STARKVILLE, Miss. (AP)LSU coach Les Miles saw his team make a bunch of big plays against Mississippi State. He'll have to go to the film to see the biggest, though.
The Tigers' defense stuffed Mississippi State after the Bulldogs had a first-and-goal at the 2 in the final two minutes to preserve a 30-26 victory Saturday for No. 7 LSU.
The Tigers completed the goal-line stand by stacking up Tyson Lee on a quarterback keeper less than a foot short of a go-ahead score with 1:08 left. There were too many bodies piled around the ball for Miles to see the play - he only knew the result.
"Our defense has got heart, character and courage, and I can't wait to see the video," Miles said.
The Bulldogs (2-2, 1-2 Southeastern Conference) have now lost 10 straight to LSU, but they were inches from a huge upset in first-year coach Dan Mullen's fourth game.
"We were right there 6 inches from the goal line. That just comes down to who wants it more," Mississippi State center J.C. Brignone said.
With their offense sputtering, the Tigers (4-0, 2-0 SEC) relied on big plays.
Patrick Peterson got things started, taking the first of Lee's three interceptions in for a 37-yard touchdown on Mississippi State's first offensive play.
Brandon LaFell had 101 yards and two touchdown catches, including a 58-yarder on LSU's first offensive play of the second half.
And Chad Jones scored the final touchdown with a stumbling, weaving 93-yard punt return, the second longest in school history.
"He went left and right more times than I could count," Miles said.
Yet, those plays are likely to be forgotten after LSU's defensive line showed why its considered one of the best in the nation.
Anthony Dixon rushed for two touchdowns early to become Mississippi State's career leading scorer and No. 2 career rusher, keeping the Bulldogs in the game. And after an 18-yard run to the 2 with about 1 1/2 minutes left it looked as if he might pick up a third score.
Dixon, who rushed for 106 yards, took the ball out of the wishbone on two straight plays but couldn't crack the end zone. Jones came up with another huge play when he batted down Lee's pass on third down.
Lee said he was supposed to throw a jump pass, but the 5-foot-11 quarterback didn't jump high enough.
"The guy on third down just made a great play. I saw him there and should have put more air under it," Lee said.
The Bulldogs lined up in the bone again on fourth down with about a foot to go. Lee faked the handoff to the fullback and appeared set to pitch the ball when he turned back toward the line and jumped for the end zone. He went nowhere.
"On the last play, I made a read and saw pressure upfield," Lee said. "I felt like I could knife in the end zone on the inside."
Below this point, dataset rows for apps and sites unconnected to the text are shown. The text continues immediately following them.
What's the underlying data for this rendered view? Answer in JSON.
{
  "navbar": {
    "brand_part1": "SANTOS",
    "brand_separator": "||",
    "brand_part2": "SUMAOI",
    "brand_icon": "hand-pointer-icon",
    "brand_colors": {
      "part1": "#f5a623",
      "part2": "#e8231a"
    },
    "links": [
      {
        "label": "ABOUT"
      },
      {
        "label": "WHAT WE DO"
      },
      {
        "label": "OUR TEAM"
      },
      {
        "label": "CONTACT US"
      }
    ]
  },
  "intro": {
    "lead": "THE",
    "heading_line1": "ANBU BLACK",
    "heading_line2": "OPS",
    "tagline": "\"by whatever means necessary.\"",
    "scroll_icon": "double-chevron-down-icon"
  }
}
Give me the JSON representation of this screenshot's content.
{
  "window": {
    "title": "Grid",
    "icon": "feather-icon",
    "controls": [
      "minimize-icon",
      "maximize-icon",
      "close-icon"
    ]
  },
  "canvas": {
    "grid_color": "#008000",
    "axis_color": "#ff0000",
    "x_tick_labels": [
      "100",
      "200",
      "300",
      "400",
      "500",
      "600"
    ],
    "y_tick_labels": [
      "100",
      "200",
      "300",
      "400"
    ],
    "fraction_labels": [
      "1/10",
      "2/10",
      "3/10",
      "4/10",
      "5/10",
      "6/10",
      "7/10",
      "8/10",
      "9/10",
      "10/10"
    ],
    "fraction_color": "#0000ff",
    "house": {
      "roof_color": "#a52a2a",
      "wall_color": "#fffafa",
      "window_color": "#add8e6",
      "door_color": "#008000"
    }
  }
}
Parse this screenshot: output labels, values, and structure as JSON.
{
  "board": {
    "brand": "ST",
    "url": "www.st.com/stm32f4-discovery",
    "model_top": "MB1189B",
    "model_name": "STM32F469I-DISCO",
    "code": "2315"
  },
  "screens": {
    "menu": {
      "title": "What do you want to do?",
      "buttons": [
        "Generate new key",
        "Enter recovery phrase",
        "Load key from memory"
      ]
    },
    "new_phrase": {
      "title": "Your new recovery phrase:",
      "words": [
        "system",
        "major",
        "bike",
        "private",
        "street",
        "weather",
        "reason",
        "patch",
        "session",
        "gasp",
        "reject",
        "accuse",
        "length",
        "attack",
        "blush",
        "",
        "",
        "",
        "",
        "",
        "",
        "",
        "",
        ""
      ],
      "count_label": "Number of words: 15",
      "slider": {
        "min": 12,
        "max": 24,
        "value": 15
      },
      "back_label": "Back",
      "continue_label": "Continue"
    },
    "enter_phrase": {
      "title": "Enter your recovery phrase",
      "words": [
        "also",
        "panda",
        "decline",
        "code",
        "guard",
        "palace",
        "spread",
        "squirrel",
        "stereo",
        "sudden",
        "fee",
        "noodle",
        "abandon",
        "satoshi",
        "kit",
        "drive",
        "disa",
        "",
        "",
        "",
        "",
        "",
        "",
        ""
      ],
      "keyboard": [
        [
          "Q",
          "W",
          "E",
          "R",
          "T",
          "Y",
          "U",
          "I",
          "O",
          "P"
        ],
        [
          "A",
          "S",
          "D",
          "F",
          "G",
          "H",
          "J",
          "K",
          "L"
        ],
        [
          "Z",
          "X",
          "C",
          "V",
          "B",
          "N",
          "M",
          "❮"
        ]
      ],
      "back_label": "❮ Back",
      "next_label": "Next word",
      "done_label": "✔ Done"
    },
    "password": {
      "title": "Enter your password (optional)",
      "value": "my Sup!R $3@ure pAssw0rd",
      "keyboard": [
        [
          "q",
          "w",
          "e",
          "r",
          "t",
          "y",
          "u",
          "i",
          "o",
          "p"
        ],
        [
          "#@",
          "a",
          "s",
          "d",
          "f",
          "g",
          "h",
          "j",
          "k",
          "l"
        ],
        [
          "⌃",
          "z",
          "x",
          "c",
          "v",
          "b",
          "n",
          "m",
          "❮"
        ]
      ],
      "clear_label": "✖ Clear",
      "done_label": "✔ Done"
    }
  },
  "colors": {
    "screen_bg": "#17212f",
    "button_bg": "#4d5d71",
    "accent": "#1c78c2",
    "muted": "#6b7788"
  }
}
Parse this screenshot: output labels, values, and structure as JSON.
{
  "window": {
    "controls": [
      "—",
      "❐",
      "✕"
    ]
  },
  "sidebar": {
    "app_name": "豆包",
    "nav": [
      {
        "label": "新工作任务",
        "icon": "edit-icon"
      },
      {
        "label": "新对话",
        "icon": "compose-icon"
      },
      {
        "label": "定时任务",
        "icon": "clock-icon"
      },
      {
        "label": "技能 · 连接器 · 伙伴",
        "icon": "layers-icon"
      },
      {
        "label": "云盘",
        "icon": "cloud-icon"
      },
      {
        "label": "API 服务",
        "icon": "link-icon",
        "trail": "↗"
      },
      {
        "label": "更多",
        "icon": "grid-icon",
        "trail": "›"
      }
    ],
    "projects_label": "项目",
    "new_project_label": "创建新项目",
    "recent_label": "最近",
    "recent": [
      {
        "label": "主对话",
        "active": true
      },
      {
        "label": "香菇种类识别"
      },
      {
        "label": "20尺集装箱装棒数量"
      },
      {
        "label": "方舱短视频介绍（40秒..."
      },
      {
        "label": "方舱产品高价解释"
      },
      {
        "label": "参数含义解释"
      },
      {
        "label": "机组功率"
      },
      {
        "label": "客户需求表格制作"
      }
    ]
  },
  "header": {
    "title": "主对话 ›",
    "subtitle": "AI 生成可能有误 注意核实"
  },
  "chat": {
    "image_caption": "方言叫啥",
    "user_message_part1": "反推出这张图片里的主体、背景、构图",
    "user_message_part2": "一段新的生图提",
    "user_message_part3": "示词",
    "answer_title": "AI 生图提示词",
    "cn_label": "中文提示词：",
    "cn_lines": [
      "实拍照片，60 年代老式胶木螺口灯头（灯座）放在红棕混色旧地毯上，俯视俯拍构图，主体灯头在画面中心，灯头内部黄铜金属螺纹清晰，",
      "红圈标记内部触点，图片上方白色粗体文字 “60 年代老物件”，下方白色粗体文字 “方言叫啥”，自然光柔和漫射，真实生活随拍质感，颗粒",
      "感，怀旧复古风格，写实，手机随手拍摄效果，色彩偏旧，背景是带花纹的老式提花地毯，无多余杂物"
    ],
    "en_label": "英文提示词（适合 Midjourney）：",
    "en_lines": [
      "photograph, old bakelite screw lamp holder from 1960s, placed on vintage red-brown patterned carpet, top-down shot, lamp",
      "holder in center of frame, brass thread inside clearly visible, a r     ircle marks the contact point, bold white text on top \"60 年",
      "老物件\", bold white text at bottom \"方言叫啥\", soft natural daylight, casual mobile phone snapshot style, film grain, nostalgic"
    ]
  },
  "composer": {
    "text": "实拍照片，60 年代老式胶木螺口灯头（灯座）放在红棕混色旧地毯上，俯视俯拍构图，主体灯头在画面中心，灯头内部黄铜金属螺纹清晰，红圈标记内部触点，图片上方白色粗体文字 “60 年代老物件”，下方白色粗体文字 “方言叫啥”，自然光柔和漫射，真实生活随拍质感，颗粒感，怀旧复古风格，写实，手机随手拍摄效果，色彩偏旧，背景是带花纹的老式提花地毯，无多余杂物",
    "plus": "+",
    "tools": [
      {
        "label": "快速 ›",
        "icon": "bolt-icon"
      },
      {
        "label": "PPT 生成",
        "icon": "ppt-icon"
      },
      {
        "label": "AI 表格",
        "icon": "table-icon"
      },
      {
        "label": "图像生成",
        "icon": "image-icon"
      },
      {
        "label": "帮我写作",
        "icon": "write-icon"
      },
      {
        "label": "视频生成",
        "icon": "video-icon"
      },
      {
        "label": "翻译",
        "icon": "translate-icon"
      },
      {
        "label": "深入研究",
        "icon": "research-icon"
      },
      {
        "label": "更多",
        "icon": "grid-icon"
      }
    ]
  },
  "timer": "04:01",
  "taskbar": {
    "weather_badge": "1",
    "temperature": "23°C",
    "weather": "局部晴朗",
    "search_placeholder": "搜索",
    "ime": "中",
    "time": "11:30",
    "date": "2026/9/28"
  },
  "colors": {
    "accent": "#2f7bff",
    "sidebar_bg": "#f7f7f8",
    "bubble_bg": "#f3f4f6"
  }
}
Mullen said it appeared the option pitch was open for the score, but that Lee is allowed to make a change in the play. He simply didn't get to the goal line, something LSU always seems able to do in key moments.
"When the play was there to be made at the biggest times of the game, they made the play," Mullen said.
It's been a lopsided series for the last two decades, with the Tigers winning 17 of 18. LSU outscored Mississippi State 374-105 in the previous nine games and held the Bulldogs to 13 points, with two shutouts in its last four visits to Starkville. But the Bulldogs showed they may be closing the gap.
LSU was delayed more than four hours in Baton Rouge, La., airport with mechanical problems and missed its walkthrough. The offense opened listlessly and looked like it was still sitting on the tarmac. The Tigers had nearly as many penalties in the first half (6) as rushing yards (7), finishing with 30 yards on the ground and 263 total.
Mississippi State couldn't take advantage, committing four turnovers in the first two quarters that led to 10 LSU points.
Jordan Jefferson finished with a career-high 233 yards passing for LSU and hit LaFell in the first quarter on a 4-yard corner route to help LSU to a 16-14 halftime lead. He opened the second half with the long scoring pass to LaFell.
LaFell was wide open on both touchdown passes.
"We saw a lot of the holes out there on the film and we made it a point to get the long ball," LaFell said.
Most of Jefferson's yards came on three passes, Mullen pointed out, and blamed the coaching staff for not fixing the problem.
"You just can't do that in the Southeastern Conference," Mullen said. "We are playing a Top 10 football team today and you just can't make those mistakes."